Promoting disability-friendly campuses to prospective students: An analysis of university recruitment materials
Links to Fileshttp://dx.doi.org/10.18061/dsq.v26i2.673
MetadataShow full item record
Type of Work18 pages
DepartmentTowson University. Department of Mass Communications and Communication Studies.
Citation of Original PublicationHaller, B.A. (2006). Promoting disability-friendly campuses to prospective students: An analysis of university recruitment materials. Disability Studies Quarterly, 26(2). doi: http://dx.doi.org/10.18061/dsq.v26i2.673
SubjectsDisabled Student Services offices
university recruitment of disabled students
university promotional materials
college students with disabilities
Estimates are that currently about 9 percent of students on college campuses have some form of disability.
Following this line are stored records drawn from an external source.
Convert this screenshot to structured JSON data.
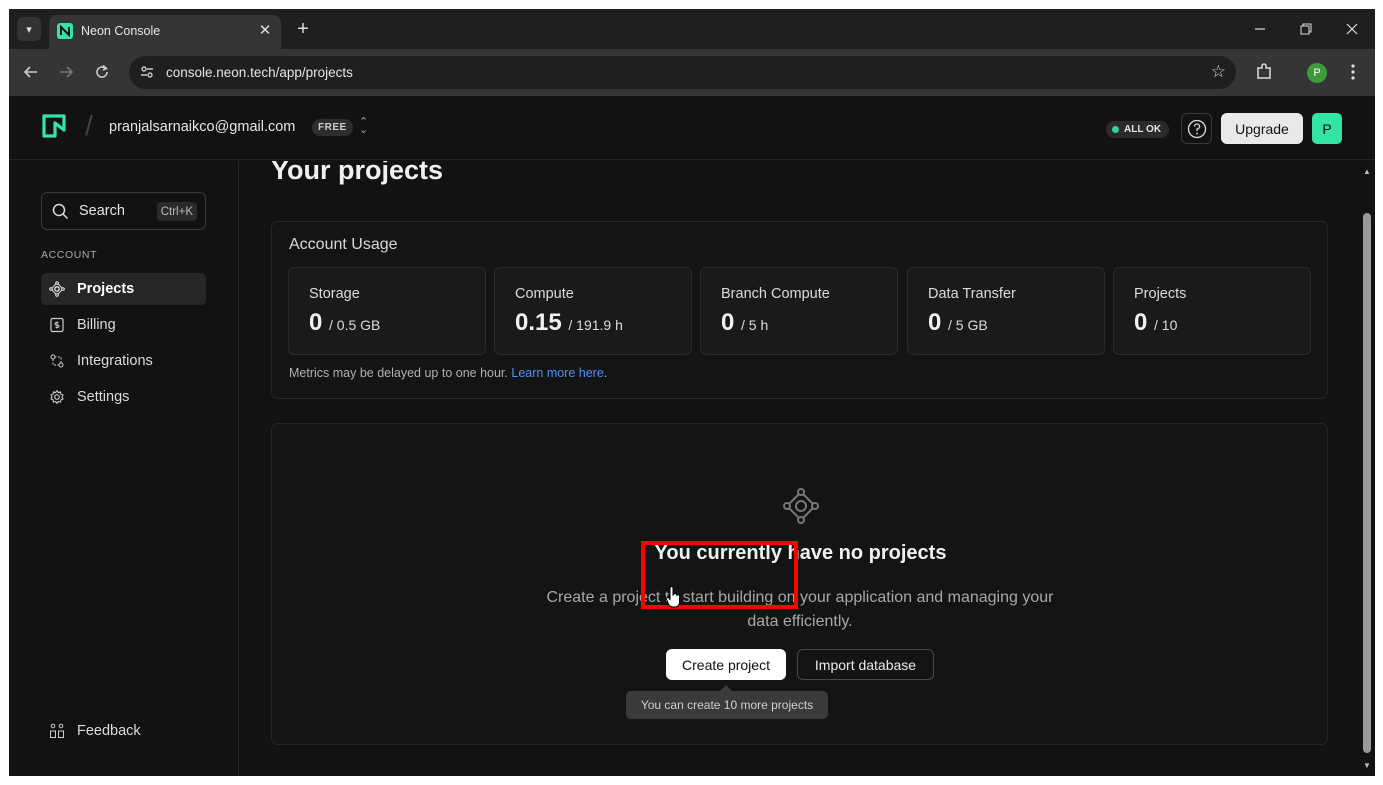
{
  "browser": {
    "tab_title": "Neon Console",
    "url": "console.neon.tech/app/projects",
    "profile_initial": "P",
    "new_tab": "+",
    "tab_close": "✕"
  },
  "header": {
    "account_email": "pranjalsarnaikco@gmail.com",
    "plan_badge": "FREE",
    "status_text": "ALL OK",
    "upgrade_label": "Upgrade",
    "avatar_initial": "P"
  },
  "sidebar": {
    "search_label": "Search",
    "search_shortcut": "Ctrl+K",
    "section_label": "ACCOUNT",
    "items": [
      {
        "label": "Projects",
        "icon": "projects-icon",
        "active": true
      },
      {
        "label": "Billing",
        "icon": "billing-icon",
        "active": false
      },
      {
        "label": "Integrations",
        "icon": "integrations-icon",
        "active": false
      },
      {
        "label": "Settings",
        "icon": "gear-icon",
        "active": false
      }
    ],
    "feedback_label": "Feedback"
  },
  "main": {
    "page_title": "Your projects",
    "usage": {
      "title": "Account Usage",
      "metrics": [
        {
          "label": "Storage",
          "value": "0",
          "limit": "/ 0.5 GB"
        },
        {
          "label": "Compute",
          "value": "0.15",
          "limit": "/ 191.9 h"
        },
        {
          "label": "Branch Compute",
          "value": "0",
          "limit": "/ 5 h"
        },
        {
          "label": "Data Transfer",
          "value": "0",
          "limit": "/ 5 GB"
        },
        {
          "label": "Projects",
          "value": "0",
          "limit": "/ 10"
        }
      ],
      "note": "Metrics may be delayed up to one hour.",
      "learn_more": "Learn more here",
      "note_end": "."
    },
    "empty_state": {
      "title": "You currently have no projects",
      "description": "Create a project to start building on your application and managing your data efficiently.",
      "create_label": "Create project",
      "import_label": "Import database",
      "tooltip": "You can create 10 more projects"
    }
  },
  "colors": {
    "accent": "#34d59a",
    "link": "#4d90fe",
    "highlight": "#ff0000"
  }
}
These students are all are supposed to receive accommodations on those college campuses based on Section 504 of the Rehabilitation Act and the Americans with Disabilities Act. The focus of this study is how these students receive information about these accommodations, their rights, the campus accessibility, and other issues related to them. The findings of this study show that university viewbooks and other materials sent to interested high school students are depicting disability. However, there does not appear to be much recruitment of prospective students with disabilities past the occasional picture in the viewbook. No cover letter made a mention of unique services for students with disabilities, and less than half of the university general materials mentioned campus disability services (40%). In addition, only 39 percent of the schools that sent any general materials sent Disabled Student Services (DSS) materials (N=85).